ASSIGNMENT: Read the data line by line and say how many lines contain the string "friendly", giving the number alone.

Collection entries:
################

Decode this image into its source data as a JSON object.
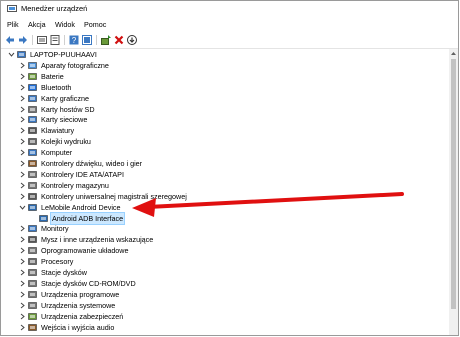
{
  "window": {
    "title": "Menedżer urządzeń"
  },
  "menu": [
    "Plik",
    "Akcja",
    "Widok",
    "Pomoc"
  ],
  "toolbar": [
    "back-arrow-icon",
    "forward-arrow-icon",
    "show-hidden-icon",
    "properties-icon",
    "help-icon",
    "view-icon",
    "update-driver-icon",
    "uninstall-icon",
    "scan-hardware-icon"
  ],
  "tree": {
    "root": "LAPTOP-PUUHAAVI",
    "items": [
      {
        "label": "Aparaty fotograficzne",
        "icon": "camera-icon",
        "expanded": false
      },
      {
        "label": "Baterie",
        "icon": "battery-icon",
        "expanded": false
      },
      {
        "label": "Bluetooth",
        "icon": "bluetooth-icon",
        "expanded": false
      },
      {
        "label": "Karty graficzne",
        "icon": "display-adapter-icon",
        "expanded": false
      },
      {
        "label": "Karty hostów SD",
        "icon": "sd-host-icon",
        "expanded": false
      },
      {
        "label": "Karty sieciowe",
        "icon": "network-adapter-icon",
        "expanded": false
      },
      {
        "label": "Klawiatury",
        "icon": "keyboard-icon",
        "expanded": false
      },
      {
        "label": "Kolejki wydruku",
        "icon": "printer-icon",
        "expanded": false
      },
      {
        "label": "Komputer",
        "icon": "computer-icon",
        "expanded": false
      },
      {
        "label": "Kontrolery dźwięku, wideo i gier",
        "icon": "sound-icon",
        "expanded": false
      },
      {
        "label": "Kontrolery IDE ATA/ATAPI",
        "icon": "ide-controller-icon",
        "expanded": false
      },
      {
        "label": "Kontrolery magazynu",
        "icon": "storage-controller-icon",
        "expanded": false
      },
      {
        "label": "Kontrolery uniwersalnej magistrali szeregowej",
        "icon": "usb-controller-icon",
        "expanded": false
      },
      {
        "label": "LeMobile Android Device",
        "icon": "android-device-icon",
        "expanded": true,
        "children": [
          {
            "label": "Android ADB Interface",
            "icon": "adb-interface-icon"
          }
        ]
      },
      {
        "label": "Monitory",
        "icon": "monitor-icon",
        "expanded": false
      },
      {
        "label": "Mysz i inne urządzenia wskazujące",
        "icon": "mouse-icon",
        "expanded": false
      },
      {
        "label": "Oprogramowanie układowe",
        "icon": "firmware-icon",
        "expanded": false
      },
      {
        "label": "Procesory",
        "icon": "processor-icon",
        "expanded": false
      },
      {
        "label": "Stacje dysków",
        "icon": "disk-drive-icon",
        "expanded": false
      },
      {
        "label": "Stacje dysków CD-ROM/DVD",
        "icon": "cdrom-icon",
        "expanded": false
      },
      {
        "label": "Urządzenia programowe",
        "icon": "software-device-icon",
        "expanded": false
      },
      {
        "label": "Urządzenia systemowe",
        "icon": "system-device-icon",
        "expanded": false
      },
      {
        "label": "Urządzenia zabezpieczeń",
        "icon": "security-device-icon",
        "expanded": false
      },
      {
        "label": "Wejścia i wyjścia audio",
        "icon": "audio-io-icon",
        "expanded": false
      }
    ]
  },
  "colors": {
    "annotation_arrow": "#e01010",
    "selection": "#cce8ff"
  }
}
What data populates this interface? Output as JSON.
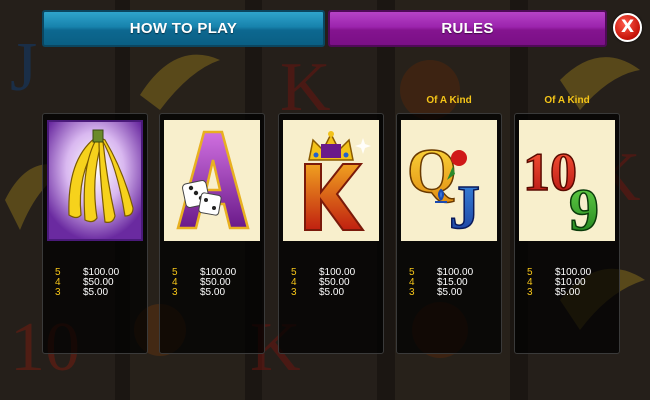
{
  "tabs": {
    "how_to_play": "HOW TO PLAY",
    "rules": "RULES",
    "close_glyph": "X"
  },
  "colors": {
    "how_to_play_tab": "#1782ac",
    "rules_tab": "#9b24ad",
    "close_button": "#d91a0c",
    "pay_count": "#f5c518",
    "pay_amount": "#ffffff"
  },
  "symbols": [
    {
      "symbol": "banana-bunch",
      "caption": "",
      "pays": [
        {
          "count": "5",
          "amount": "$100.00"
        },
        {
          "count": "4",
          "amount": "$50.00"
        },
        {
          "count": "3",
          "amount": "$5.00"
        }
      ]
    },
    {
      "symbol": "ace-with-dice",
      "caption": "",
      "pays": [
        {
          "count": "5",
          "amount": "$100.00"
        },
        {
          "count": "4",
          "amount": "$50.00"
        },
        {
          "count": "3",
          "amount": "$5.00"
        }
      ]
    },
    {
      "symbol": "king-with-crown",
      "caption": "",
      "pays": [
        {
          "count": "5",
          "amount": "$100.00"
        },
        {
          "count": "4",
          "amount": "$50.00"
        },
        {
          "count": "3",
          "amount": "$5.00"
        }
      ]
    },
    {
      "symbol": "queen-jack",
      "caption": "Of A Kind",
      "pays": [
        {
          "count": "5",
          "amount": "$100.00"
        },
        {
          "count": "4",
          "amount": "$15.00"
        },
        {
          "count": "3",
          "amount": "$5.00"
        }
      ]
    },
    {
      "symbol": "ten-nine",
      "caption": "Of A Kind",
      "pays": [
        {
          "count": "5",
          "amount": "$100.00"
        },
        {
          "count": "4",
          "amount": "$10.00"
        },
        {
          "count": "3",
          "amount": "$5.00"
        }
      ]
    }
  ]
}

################

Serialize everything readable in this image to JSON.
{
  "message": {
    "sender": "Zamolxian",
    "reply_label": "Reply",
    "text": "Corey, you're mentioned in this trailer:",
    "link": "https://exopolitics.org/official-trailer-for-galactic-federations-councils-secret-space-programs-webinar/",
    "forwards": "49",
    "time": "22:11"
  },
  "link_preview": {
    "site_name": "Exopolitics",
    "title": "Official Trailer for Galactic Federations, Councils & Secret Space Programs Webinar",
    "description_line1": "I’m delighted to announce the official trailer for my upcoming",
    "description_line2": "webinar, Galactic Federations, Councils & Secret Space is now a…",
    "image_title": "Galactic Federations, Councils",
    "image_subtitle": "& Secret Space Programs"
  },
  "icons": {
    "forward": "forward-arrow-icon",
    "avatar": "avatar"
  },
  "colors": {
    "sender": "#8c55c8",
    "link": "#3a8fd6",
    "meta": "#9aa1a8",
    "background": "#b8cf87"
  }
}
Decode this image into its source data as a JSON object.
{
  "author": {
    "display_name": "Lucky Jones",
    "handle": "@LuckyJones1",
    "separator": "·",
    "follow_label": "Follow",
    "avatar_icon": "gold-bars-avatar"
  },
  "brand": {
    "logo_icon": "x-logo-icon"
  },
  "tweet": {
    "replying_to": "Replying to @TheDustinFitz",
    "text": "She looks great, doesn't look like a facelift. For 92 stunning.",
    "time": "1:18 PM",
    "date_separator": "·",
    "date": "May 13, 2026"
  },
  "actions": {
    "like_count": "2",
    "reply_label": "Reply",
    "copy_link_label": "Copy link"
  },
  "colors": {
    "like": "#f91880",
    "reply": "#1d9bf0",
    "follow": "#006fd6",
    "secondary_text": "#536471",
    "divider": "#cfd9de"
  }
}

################

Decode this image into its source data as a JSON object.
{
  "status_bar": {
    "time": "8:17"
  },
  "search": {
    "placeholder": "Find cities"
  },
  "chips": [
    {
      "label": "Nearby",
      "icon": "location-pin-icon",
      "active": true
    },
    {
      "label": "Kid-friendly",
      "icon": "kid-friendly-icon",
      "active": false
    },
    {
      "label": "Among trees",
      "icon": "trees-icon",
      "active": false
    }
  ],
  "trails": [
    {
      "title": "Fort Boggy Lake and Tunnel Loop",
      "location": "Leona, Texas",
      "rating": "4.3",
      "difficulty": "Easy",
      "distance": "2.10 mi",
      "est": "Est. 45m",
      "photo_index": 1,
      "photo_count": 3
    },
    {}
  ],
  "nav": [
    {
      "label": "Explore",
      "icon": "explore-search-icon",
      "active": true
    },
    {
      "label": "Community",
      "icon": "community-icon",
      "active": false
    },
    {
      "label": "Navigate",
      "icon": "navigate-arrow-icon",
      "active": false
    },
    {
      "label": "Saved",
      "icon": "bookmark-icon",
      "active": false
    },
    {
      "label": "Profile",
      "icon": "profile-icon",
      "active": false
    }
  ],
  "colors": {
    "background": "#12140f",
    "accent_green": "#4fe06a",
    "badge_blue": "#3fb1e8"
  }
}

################

RESPONSE AREA: 2